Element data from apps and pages

____

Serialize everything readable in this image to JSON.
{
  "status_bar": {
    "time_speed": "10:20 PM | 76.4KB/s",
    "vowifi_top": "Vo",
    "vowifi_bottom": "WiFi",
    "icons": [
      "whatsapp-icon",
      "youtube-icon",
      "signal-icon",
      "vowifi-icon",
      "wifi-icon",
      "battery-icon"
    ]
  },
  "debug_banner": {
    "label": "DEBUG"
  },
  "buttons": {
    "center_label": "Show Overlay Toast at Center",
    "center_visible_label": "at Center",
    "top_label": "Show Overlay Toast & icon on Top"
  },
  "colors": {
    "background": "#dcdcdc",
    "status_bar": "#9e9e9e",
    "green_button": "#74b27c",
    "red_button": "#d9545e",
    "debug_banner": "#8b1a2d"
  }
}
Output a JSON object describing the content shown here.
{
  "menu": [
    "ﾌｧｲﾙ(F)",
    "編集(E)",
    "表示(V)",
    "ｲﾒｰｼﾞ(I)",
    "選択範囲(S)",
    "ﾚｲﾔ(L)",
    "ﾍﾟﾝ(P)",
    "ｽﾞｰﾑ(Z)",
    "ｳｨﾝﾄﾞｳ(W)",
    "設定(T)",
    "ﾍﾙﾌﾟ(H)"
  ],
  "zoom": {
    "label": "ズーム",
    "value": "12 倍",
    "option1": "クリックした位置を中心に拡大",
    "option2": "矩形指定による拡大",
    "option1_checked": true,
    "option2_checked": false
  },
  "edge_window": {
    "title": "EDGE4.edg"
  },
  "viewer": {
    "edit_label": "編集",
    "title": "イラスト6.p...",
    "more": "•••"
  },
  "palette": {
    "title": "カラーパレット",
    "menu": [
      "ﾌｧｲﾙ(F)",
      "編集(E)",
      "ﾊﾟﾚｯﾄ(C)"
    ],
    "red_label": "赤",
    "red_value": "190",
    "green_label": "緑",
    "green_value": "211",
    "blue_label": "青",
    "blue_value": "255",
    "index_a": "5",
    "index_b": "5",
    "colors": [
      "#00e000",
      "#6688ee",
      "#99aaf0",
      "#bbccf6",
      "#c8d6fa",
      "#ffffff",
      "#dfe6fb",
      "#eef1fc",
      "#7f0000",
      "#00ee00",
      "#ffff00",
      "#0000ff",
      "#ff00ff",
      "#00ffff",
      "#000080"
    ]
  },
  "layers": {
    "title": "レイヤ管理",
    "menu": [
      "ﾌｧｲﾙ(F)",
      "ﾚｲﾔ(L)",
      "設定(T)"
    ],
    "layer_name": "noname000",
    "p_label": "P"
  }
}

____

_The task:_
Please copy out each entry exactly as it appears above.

_Solution for this task:_
Serialize everything readable in this image to JSON.
{
  "status_bar": {
    "time_speed": "10:20 PM | 76.4KB/s",
    "vowifi_top": "Vo",
    "vowifi_bottom": "WiFi",
    "icons": [
      "whatsapp-icon",
      "youtube-icon",
      "signal-icon",
      "vowifi-icon",
      "wifi-icon",
      "battery-icon"
    ]
  },
  "debug_banner": {
    "label": "DEBUG"
  },
  "buttons": {
    "center_label": "Show Overlay Toast at Center",
    "center_visible_label": "at Center",
    "top_label": "Show Overlay Toast & icon on Top"
  },
  "colors": {
    "background": "#dcdcdc",
    "status_bar": "#9e9e9e",
    "green_button": "#74b27c",
    "red_button": "#d9545e",
    "debug_banner": "#8b1a2d"
  }
}
Output a JSON object describing the content shown here.
{
  "menu": [
    "ﾌｧｲﾙ(F)",
    "編集(E)",
    "表示(V)",
    "ｲﾒｰｼﾞ(I)",
    "選択範囲(S)",
    "ﾚｲﾔ(L)",
    "ﾍﾟﾝ(P)",
    "ｽﾞｰﾑ(Z)",
    "ｳｨﾝﾄﾞｳ(W)",
    "設定(T)",
    "ﾍﾙﾌﾟ(H)"
  ],
  "zoom": {
    "label": "ズーム",
    "value": "12 倍",
    "option1": "クリックした位置を中心に拡大",
    "option2": "矩形指定による拡大",
    "option1_checked": true,
    "option2_checked": false
  },
  "edge_window": {
    "title": "EDGE4.edg"
  },
  "viewer": {
    "edit_label": "編集",
    "title": "イラスト6.p...",
    "more": "•••"
  },
  "palette": {
    "title": "カラーパレット",
    "menu": [
      "ﾌｧｲﾙ(F)",
      "編集(E)",
      "ﾊﾟﾚｯﾄ(C)"
    ],
    "red_label": "赤",
    "red_value": "190",
    "green_label": "緑",
    "green_value": "211",
    "blue_label": "青",
    "blue_value": "255",
    "index_a": "5",
    "index_b": "5",
    "colors": [
      "#00e000",
      "#6688ee",
      "#99aaf0",
      "#bbccf6",
      "#c8d6fa",
      "#ffffff",
      "#dfe6fb",
      "#eef1fc",
      "#7f0000",
      "#00ee00",
      "#ffff00",
      "#0000ff",
      "#ff00ff",
      "#00ffff",
      "#000080"
    ]
  },
  "layers": {
    "title": "レイヤ管理",
    "menu": [
      "ﾌｧｲﾙ(F)",
      "ﾚｲﾔ(L)",
      "設定(T)"
    ],
    "layer_name": "noname000",
    "p_label": "P"
  }
}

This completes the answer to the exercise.